The records follow. Count the lines holding "name" and give only the number.

┌──

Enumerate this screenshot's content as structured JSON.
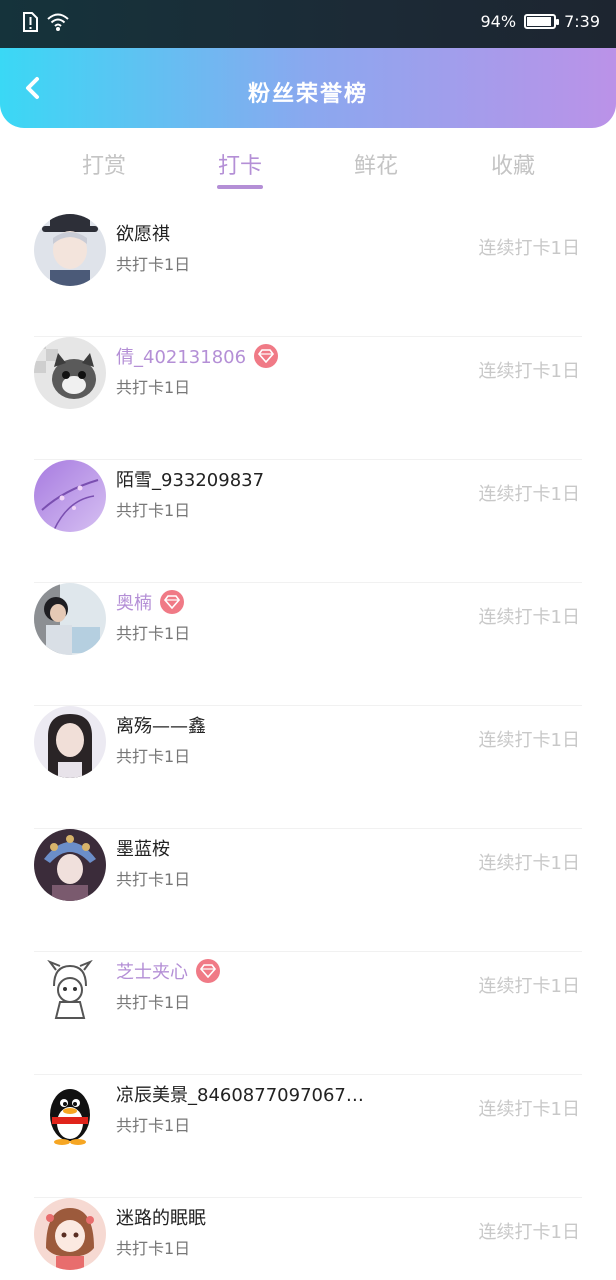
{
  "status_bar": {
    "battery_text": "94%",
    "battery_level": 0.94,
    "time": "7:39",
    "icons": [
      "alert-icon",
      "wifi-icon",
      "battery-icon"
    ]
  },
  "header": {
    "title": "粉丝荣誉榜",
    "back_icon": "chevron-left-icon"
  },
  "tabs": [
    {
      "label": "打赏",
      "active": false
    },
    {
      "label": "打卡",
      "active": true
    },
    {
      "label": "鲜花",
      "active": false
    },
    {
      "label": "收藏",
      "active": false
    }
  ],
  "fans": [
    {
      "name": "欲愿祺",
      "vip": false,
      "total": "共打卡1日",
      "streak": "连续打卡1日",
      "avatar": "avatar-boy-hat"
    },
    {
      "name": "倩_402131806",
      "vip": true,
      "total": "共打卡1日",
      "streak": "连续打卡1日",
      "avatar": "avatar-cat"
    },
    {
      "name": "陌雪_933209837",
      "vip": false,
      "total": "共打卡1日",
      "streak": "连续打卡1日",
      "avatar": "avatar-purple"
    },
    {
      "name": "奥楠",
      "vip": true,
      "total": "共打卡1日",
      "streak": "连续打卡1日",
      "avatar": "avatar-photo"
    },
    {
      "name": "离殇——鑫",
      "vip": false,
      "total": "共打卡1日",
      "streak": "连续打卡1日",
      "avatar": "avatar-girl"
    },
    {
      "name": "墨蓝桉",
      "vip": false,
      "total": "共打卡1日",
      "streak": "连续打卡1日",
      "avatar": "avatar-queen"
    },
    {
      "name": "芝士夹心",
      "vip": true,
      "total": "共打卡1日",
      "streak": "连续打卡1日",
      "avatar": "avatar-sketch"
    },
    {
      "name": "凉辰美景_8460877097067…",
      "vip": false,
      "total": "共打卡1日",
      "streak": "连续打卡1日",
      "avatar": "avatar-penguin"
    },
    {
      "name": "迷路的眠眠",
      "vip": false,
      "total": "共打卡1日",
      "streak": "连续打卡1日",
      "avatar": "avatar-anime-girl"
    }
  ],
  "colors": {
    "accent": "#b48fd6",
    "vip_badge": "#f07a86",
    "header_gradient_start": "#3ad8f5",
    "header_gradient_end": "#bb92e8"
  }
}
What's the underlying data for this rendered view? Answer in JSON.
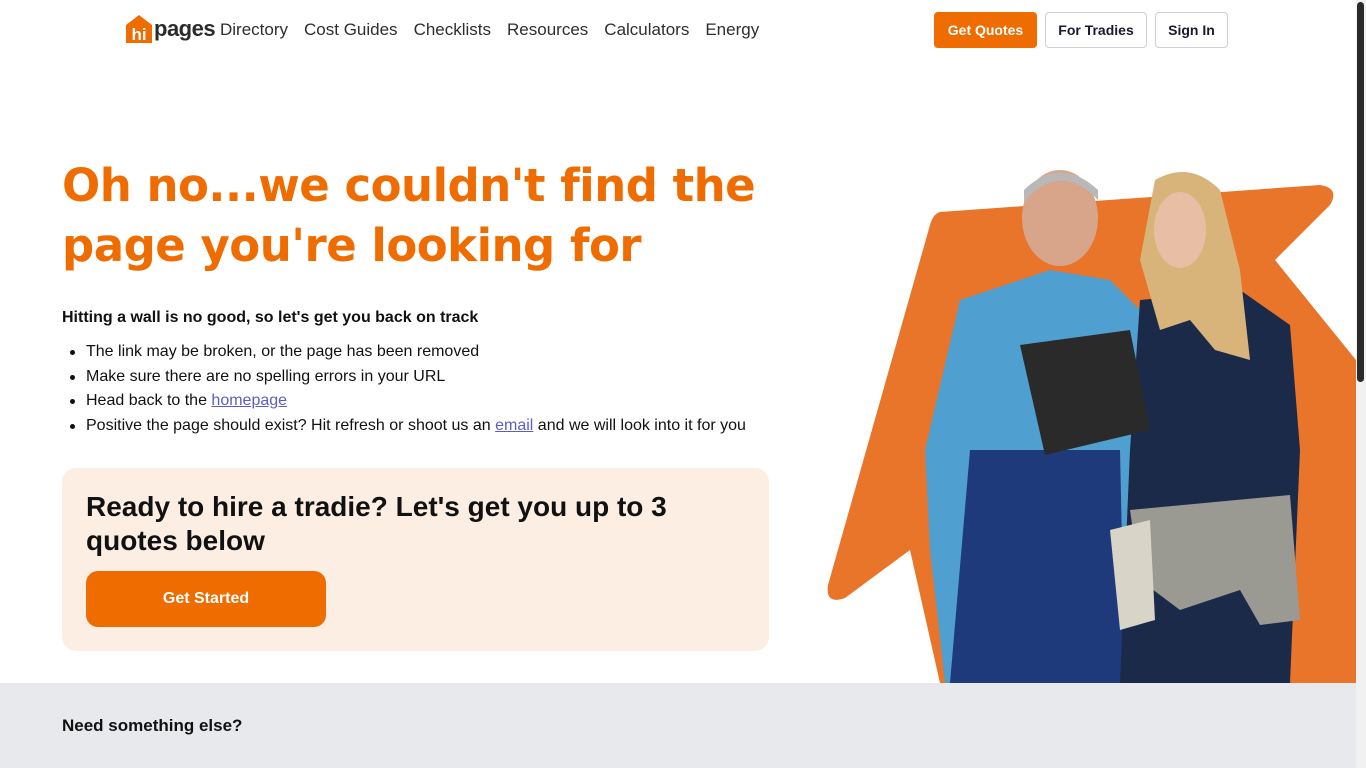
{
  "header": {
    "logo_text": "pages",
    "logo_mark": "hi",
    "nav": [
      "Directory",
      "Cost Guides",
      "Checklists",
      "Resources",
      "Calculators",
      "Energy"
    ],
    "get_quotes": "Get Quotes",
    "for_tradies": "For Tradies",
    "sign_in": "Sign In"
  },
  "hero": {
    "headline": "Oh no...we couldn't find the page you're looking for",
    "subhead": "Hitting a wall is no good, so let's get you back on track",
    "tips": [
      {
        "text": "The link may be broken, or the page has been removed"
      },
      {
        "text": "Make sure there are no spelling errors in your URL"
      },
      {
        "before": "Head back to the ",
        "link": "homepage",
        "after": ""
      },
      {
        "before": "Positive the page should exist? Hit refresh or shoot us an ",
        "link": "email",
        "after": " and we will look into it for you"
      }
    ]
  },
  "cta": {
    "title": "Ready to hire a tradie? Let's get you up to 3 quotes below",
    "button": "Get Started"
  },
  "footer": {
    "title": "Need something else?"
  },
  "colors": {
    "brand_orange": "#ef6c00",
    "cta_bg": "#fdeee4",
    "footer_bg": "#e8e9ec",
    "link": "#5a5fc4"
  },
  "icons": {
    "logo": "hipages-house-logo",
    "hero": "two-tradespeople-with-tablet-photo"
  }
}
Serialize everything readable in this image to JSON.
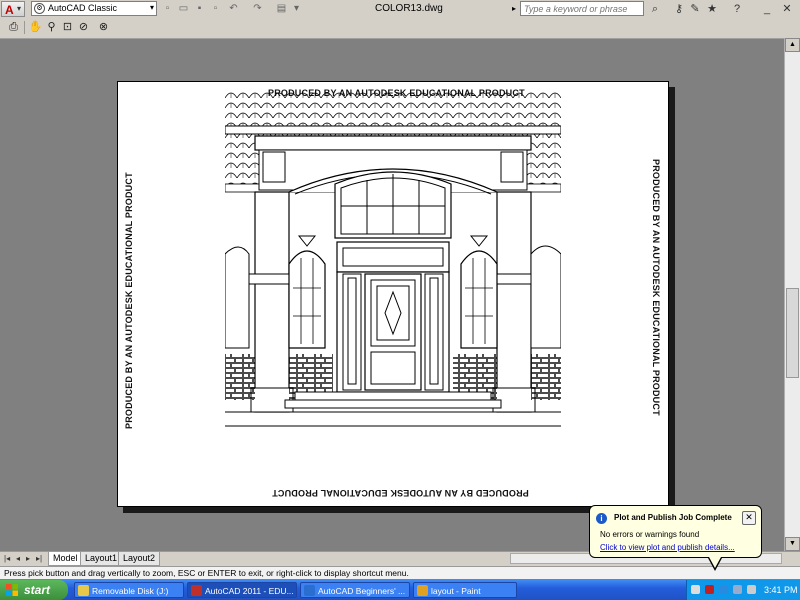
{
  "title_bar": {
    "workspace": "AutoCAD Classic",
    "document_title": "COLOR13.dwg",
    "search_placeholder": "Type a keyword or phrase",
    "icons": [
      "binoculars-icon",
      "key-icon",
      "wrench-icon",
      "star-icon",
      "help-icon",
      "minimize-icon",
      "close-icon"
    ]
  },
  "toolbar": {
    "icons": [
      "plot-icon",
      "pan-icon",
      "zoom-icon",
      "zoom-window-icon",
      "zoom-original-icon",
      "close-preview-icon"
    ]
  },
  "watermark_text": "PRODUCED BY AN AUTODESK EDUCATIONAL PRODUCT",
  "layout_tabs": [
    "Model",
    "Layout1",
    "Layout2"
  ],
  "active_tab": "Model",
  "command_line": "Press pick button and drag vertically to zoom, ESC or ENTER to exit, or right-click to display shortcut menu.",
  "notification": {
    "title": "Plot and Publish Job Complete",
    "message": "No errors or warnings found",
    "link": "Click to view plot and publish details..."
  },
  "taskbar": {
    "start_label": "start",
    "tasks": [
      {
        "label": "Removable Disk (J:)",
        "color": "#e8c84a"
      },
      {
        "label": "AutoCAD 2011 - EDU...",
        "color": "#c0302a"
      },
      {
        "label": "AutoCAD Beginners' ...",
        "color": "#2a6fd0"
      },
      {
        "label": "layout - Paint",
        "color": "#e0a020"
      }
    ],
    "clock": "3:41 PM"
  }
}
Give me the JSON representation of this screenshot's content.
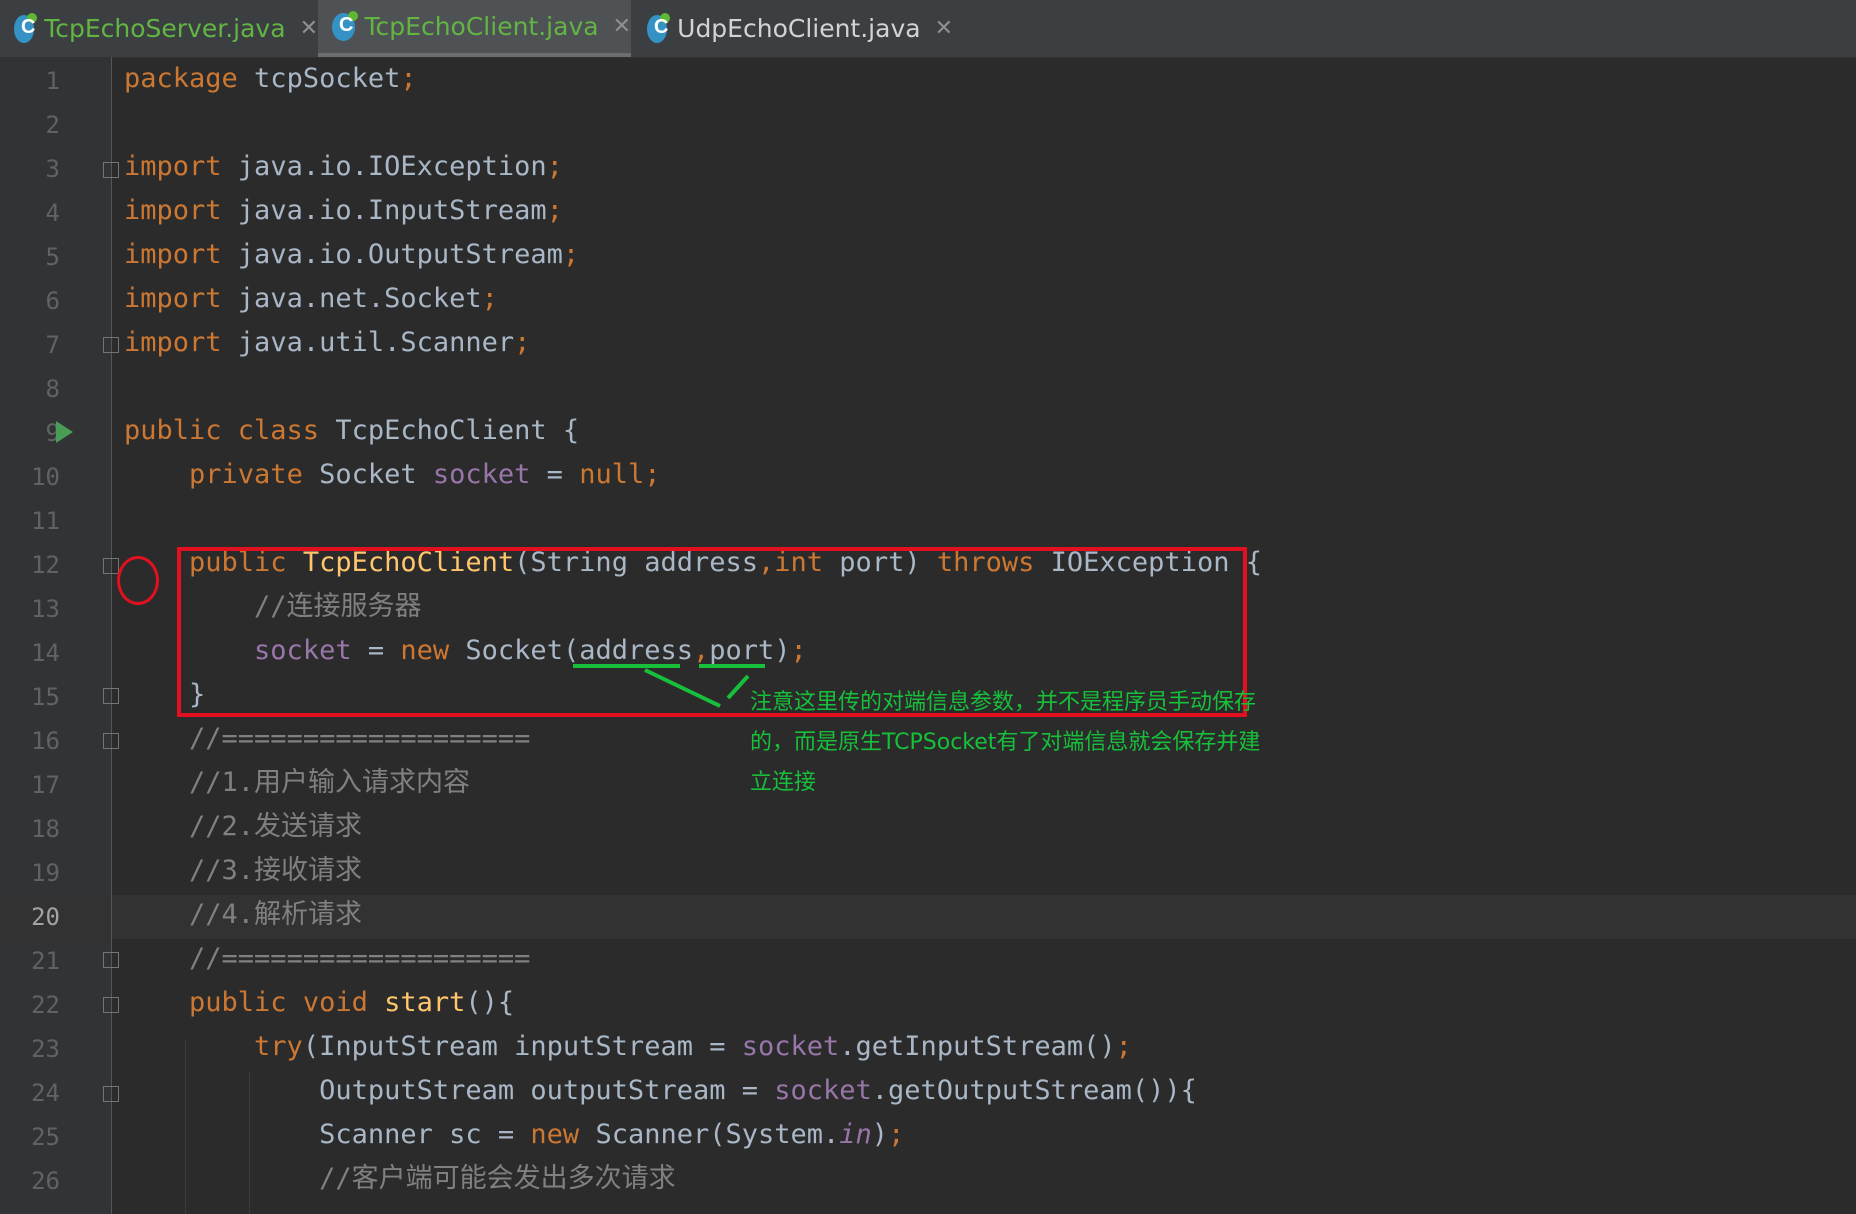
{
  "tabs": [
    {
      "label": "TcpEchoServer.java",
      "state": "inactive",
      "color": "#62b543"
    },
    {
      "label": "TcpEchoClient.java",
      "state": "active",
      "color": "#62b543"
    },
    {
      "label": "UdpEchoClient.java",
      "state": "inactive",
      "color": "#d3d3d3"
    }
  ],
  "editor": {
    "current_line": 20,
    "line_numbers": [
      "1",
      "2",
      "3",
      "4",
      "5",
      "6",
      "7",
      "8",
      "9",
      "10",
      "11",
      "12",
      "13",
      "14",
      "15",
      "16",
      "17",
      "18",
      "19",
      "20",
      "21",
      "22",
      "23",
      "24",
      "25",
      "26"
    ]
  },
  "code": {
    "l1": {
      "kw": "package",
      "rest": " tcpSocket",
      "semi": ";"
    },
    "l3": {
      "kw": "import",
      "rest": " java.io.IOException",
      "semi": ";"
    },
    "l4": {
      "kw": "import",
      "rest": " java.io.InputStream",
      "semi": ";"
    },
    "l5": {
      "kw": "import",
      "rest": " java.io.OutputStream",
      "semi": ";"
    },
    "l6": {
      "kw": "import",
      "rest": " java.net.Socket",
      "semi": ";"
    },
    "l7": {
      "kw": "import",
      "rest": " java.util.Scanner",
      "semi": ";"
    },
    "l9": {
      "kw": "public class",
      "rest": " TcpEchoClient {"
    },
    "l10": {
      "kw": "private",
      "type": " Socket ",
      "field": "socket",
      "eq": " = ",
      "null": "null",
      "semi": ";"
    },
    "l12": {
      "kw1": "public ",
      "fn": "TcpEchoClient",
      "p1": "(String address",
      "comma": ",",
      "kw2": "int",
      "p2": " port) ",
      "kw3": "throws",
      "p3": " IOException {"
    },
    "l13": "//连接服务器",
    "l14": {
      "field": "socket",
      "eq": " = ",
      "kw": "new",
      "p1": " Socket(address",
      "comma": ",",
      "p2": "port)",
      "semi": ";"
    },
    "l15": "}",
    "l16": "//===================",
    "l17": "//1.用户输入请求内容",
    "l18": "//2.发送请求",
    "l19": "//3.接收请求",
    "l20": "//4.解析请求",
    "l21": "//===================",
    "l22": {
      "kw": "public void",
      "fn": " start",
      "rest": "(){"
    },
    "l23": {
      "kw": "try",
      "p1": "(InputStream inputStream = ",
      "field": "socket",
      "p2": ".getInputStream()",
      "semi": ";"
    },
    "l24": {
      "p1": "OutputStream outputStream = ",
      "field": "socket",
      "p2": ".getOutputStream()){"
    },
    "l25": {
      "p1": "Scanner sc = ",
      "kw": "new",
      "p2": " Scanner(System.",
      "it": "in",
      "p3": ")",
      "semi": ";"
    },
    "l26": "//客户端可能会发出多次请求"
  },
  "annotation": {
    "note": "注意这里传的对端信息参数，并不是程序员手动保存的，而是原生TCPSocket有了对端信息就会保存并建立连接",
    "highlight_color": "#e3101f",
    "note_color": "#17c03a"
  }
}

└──

*EXERCISE OUTPUT*. 9